In this case, it is apparent that section 5546 is not a law superseding the Work Schedules Act. Moreover, there is no assertion, or other basis on which to conclude, that section 5546 constitutes an exception to the Work Schedules Act on the same basis as the Technicians Act, that is, on the basis that it grants the Agency "unfettered discretion." Illinois National Guard, 854 F.2d at 1402. Accordingly, section 5546 does not provide a basis on which to deny enforcement of the parties' contractual provision and the award is deficient insofar as the Arbitrator refused to enforce the provision. Without addressing whether the disputed contractual provision is consistent with section 5546, we modify the award to sustain the grievance, and we remand the case to the parties for submission to the Arbitrator for consideration of a remedy, absent settlement.

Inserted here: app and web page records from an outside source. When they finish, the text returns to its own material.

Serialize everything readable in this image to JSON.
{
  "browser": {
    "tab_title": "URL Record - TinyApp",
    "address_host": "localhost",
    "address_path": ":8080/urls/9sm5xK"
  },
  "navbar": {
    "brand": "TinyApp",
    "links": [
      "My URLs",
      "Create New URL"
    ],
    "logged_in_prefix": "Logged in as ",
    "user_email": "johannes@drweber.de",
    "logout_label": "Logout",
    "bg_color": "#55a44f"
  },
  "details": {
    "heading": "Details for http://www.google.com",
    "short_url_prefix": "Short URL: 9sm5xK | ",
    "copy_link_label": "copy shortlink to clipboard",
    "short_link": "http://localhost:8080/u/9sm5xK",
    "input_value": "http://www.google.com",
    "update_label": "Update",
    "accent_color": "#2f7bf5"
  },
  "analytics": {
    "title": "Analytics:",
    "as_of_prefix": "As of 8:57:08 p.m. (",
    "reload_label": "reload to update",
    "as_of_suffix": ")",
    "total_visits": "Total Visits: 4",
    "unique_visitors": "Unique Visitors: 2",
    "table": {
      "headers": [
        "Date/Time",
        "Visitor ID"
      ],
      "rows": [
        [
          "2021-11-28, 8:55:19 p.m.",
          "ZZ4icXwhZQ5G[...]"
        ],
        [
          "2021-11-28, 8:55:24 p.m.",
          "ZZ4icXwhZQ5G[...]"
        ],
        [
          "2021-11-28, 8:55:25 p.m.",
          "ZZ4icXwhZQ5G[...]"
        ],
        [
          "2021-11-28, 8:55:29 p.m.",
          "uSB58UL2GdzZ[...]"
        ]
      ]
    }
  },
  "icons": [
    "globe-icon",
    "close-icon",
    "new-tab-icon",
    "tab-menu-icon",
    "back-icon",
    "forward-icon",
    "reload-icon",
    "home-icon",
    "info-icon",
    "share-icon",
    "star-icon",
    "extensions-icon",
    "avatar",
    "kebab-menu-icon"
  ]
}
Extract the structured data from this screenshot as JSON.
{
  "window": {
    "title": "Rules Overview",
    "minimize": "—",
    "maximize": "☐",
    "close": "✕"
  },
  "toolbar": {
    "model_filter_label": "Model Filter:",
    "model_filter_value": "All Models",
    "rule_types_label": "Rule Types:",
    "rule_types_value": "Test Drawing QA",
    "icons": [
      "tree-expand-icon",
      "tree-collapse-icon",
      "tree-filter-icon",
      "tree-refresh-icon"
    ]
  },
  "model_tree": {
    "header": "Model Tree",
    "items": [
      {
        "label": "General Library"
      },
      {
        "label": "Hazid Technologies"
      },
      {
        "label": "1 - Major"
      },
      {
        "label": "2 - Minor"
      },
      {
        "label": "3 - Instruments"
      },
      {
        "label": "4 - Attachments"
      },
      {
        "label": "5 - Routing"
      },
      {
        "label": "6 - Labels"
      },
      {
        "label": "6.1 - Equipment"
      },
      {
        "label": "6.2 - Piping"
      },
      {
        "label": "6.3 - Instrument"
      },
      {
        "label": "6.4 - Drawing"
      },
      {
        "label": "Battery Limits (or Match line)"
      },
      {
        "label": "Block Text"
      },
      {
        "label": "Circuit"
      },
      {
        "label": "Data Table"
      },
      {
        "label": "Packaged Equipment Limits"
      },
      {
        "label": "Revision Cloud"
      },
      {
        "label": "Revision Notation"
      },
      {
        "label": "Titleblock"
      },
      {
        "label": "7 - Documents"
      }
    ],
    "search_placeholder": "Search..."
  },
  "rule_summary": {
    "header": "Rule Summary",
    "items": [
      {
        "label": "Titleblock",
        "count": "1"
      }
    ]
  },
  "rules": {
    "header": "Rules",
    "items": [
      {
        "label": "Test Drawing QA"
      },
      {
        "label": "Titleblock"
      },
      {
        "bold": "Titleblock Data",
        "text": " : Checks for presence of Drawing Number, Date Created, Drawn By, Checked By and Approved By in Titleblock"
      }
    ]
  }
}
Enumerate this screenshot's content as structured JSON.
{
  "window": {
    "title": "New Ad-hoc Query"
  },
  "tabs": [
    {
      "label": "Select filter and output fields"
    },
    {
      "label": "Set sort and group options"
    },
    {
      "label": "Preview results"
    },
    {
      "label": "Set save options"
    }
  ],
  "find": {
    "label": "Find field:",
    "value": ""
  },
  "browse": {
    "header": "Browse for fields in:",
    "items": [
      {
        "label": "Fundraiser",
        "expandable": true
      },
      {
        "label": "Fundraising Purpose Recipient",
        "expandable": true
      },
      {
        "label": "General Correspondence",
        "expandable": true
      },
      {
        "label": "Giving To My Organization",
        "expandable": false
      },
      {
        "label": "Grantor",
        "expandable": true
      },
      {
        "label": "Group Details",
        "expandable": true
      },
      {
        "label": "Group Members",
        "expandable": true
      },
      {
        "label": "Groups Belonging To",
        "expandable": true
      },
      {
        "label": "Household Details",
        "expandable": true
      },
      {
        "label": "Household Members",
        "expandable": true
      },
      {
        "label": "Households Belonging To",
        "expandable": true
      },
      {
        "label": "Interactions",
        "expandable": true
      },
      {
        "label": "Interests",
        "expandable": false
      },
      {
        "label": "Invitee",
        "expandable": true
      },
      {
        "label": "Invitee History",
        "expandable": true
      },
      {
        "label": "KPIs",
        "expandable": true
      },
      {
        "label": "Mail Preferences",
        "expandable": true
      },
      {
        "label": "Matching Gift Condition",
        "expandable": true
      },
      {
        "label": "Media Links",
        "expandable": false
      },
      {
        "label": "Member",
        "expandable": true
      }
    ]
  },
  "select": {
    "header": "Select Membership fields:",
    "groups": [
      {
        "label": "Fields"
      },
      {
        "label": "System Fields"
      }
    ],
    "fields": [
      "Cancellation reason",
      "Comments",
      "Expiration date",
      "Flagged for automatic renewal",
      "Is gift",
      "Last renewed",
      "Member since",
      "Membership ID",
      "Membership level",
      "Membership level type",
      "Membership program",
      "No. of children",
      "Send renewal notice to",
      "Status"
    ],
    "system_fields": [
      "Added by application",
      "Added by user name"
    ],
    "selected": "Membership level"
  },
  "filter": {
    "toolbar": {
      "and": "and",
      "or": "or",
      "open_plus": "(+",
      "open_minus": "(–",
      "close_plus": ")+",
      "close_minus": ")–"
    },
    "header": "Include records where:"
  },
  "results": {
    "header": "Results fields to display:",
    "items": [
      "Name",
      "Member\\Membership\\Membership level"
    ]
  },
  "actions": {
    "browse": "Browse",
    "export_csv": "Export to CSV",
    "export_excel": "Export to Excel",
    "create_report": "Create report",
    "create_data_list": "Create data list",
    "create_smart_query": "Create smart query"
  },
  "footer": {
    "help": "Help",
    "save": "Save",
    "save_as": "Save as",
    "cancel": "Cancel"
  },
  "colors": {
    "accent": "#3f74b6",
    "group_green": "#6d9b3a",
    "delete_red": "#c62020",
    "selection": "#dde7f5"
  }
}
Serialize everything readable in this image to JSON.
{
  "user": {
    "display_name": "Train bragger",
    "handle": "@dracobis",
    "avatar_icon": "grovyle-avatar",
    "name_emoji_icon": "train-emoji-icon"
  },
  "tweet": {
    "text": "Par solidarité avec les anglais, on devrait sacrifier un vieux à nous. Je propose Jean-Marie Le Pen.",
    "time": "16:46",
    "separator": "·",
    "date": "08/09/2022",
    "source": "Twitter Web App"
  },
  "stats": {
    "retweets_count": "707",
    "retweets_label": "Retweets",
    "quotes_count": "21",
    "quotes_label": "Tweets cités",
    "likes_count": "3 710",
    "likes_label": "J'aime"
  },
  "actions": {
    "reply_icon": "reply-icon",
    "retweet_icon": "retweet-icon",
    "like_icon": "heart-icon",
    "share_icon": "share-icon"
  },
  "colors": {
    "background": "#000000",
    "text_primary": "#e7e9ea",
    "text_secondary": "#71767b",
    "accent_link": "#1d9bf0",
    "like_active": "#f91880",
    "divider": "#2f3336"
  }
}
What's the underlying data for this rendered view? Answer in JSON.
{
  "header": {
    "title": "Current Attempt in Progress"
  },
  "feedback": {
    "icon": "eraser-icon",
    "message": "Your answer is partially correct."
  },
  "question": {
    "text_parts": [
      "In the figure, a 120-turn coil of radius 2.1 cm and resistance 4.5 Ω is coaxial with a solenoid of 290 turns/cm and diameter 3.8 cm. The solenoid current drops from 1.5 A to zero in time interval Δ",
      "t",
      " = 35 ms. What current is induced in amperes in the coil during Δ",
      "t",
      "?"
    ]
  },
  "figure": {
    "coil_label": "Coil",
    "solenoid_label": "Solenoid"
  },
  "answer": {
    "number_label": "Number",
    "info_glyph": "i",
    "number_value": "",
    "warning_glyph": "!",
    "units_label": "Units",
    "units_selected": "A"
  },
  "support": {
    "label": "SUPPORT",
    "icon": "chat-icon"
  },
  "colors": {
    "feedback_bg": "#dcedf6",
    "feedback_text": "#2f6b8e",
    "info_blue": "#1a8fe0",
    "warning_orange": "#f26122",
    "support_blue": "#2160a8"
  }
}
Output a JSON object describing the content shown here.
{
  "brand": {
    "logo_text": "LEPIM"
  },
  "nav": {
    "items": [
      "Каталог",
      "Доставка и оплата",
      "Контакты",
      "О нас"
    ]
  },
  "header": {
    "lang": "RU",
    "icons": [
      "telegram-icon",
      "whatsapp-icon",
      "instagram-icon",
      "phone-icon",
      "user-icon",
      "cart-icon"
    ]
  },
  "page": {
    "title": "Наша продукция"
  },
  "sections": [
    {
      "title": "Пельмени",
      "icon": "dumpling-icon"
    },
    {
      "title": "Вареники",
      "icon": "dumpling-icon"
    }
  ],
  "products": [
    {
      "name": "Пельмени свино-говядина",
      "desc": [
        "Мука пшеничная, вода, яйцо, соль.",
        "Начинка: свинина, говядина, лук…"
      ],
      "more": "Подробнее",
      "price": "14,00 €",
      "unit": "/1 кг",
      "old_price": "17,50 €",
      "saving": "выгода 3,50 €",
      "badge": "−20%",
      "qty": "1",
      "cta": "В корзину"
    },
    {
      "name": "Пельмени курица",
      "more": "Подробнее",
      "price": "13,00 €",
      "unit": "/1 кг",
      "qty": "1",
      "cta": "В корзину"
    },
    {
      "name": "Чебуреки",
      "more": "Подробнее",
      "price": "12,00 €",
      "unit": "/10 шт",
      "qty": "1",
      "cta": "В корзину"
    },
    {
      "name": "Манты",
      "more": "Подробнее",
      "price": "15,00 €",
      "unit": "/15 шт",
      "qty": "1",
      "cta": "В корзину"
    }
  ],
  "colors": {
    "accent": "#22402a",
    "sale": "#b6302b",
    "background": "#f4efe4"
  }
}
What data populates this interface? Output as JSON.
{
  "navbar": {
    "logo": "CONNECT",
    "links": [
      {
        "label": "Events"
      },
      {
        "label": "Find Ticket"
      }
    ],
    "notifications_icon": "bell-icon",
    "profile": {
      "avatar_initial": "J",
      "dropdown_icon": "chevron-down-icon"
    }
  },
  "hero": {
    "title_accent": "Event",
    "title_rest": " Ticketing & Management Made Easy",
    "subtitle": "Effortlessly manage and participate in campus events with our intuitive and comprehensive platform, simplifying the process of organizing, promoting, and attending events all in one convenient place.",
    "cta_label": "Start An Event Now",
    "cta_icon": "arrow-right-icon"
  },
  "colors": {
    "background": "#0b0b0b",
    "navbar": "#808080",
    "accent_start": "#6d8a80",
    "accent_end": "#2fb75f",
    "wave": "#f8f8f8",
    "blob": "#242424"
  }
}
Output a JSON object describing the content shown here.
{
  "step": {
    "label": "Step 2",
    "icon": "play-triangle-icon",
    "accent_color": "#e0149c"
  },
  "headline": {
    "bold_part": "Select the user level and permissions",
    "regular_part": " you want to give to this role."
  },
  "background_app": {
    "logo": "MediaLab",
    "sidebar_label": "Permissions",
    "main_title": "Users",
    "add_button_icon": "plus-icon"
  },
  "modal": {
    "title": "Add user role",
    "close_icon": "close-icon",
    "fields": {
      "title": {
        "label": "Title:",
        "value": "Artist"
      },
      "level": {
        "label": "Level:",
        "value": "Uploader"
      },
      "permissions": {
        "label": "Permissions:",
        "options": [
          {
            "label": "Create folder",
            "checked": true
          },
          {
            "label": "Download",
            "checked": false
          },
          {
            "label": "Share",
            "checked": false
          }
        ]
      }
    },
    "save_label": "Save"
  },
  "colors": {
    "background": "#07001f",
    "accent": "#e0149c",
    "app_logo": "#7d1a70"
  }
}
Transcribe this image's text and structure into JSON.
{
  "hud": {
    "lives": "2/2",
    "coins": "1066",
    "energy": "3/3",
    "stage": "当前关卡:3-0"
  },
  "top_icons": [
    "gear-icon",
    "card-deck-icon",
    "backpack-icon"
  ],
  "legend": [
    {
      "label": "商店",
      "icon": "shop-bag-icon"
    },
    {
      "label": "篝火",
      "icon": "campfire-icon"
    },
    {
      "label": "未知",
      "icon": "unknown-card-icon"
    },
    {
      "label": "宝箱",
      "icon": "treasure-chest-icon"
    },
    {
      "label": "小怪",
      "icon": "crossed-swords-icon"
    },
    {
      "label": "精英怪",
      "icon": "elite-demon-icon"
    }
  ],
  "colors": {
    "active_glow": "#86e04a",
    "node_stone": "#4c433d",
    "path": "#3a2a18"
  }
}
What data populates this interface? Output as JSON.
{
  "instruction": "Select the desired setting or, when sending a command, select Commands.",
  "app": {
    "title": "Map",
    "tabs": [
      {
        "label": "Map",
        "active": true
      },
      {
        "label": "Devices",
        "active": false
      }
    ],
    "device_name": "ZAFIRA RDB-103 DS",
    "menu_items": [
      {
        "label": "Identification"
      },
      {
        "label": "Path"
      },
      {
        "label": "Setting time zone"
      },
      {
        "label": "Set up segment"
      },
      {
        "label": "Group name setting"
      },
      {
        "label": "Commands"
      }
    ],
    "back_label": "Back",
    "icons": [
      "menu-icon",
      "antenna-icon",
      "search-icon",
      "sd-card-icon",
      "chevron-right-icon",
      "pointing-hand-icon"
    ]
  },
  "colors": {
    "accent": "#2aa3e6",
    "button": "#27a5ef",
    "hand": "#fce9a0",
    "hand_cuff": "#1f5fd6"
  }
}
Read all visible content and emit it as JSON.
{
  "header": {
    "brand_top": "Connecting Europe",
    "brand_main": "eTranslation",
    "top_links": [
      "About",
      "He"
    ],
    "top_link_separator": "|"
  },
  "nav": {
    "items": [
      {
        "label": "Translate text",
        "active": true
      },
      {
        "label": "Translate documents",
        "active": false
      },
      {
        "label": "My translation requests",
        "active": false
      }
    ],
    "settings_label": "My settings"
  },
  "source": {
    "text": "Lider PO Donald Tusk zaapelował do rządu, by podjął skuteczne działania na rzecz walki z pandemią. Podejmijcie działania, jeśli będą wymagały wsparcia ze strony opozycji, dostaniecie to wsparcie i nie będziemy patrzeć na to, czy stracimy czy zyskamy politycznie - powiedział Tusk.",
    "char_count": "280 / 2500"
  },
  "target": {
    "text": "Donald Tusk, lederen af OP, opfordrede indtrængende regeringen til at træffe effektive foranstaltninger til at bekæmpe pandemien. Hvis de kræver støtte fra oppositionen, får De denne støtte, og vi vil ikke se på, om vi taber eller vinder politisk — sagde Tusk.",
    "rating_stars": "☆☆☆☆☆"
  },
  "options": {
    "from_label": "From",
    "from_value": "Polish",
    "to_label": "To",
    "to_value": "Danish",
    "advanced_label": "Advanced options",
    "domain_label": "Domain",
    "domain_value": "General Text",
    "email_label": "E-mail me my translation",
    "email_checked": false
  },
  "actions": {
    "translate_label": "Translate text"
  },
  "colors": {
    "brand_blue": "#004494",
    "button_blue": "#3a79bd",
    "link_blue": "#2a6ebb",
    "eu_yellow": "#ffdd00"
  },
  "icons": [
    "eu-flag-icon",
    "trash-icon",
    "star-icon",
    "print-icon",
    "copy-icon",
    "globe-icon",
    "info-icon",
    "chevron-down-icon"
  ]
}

The award is modified by substituting "sustained" for "denied" in the first paragraph of the award. The case is remanded to the parties for further proceedings consistent with this decision.
(If blank, the decision does not have footnotes.)
1. Section 5546(b) and (c) provides:
(b) An employee who performs work on a holiday designated by Federal Statute [or] Executive order . . . is entitled to pay at the rate of his basic pay, plus premium pay at a rate equal to the rate of his basic pay, for that holiday work which is not--
(1) in excess of 8 hours; or
(2) overtime work as defined by section 5542(a) of this title.
(c) An employee who is required to perform any work on a designated holiday is entitled to pay for at least 2 hours of holiday work.
2. Accordingly, we modify Lowry AFB insofar as necessary to permit consideration of laws such as 32 U.S.C. § 709(g)(2) that constitute exceptions to the broadly stated bargaining requirement of the Act.